The bad state of affairs is circumstantially confirmed by a reported considerable weakened cooperation between Turkey and the U.S. Drug Enforcement Agency since 2016, which has negatively impacted Turkish National Police’s ability to deal with drug trafficking.
Director Shaw remarks that the results of the study “paint a worrying picture of the reach, scale and impact of organized crime… (because) “nearly 80% (79.4% to be exact) of the world’s population today live in countries with high levels of criminality. It is equally alarming to consider that the exploitation of people, in the form of human trafficking, has become the most pervasive criminal economy in the world – a development that serves as a dark reminder of the dehumanizing impact of organized crime.” On global criminal markets, The Index reveals human trafficking taking the lead with a score of 5.58, even surpassing Cannabis trade (5.10) arms trafficking (4.92) and human smuggling (4.77).
In terms of human trafficking and smuggling, The Index says Turkey is a key player in the transnational markets. “Human trafficking, a prominent criminal market in Turkey, is characterized predominantly by trafficking for (God forbid) sexual exploitation and forced labour.” The crime is prevalent “in the country’s tourist areas, in metropolitan cities and in cities at the country’s borders.”
Since the July 15, 2016 failed coup, Turkey has devised all sorts ways of extraditing persons deemed to be behind it. In this respect, The Index highlights what it considers to be severe concerns regarding the use of extradition processes and requests by the Turkish government as a political tool.

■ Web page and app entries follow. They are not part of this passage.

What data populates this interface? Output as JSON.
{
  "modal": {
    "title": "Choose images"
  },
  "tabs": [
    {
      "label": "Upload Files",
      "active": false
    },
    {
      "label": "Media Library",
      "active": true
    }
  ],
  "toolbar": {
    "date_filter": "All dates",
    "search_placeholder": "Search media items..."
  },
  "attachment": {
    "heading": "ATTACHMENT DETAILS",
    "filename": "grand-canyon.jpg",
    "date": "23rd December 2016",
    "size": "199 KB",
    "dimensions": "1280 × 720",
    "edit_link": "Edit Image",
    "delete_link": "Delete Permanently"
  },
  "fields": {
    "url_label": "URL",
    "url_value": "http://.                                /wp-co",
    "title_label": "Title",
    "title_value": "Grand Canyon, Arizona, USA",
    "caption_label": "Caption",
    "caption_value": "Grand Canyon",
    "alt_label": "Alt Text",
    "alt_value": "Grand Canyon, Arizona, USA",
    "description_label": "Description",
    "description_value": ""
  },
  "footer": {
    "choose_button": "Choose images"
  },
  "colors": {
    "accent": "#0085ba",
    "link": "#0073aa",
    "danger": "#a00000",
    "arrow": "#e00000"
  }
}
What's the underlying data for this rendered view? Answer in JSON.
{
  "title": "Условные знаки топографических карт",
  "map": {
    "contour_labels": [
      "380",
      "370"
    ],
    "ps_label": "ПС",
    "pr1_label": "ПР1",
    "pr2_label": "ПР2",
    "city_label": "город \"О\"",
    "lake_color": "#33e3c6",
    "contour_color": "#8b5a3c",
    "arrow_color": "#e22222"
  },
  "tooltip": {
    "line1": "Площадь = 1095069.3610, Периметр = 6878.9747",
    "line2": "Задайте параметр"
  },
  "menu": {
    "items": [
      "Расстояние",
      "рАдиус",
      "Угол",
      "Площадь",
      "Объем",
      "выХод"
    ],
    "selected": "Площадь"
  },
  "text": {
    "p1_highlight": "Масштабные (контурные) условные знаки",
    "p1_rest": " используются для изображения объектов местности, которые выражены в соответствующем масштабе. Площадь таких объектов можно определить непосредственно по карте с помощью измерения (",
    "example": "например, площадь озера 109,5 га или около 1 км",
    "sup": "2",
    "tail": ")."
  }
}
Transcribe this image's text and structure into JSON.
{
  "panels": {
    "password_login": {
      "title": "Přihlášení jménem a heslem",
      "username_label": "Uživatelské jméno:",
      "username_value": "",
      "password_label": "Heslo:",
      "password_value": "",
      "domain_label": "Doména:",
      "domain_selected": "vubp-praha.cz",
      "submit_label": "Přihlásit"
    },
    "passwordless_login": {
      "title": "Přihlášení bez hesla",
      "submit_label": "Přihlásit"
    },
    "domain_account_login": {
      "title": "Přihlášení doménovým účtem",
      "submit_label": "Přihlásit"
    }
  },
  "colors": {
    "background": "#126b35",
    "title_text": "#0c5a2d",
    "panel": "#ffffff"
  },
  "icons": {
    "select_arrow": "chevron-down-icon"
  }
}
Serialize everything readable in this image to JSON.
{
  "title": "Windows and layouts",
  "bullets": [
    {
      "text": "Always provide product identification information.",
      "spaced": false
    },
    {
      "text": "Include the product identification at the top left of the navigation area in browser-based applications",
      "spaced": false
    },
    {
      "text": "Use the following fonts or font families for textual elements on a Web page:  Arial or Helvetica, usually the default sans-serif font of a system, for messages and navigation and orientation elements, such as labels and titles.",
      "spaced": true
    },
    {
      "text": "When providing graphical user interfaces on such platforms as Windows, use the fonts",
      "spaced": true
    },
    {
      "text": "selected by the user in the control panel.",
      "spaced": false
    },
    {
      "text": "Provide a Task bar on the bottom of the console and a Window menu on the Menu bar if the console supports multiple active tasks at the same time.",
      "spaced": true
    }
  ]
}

The “[Turkish government] also engages in illegal renditioning of suspected coup plotters,” the report says, pointing at “concerns (that) have been raised about the Turkish government’s prolific abuse of INTERPOL’s red-notice system to unfairly target journalists, activists and political opponents living abroad.” The abduction of Fethullah Gulen’s nephew from Kenya and founder of education delivery network in Kyrgyzstan are very fresh cases in breach of human rights, international law and violation of the two countries’ territorial integrity rights.
As Director Shaw rightly observes in the 182-page study, organized crime is a common denominator in many of the societal challenges touching on issues of “inequality, conflict, political instability, climate change, unregulated technology and financial markets, corruption, and forced migration.”
All said, one can already see the link between the state of a country’s democracy and peace and criminality. Turkey is where it is today because democracy pillars have since been pulled down and peace is on leaders’ lips. Criminality has everything it takes for it to thrive in the country.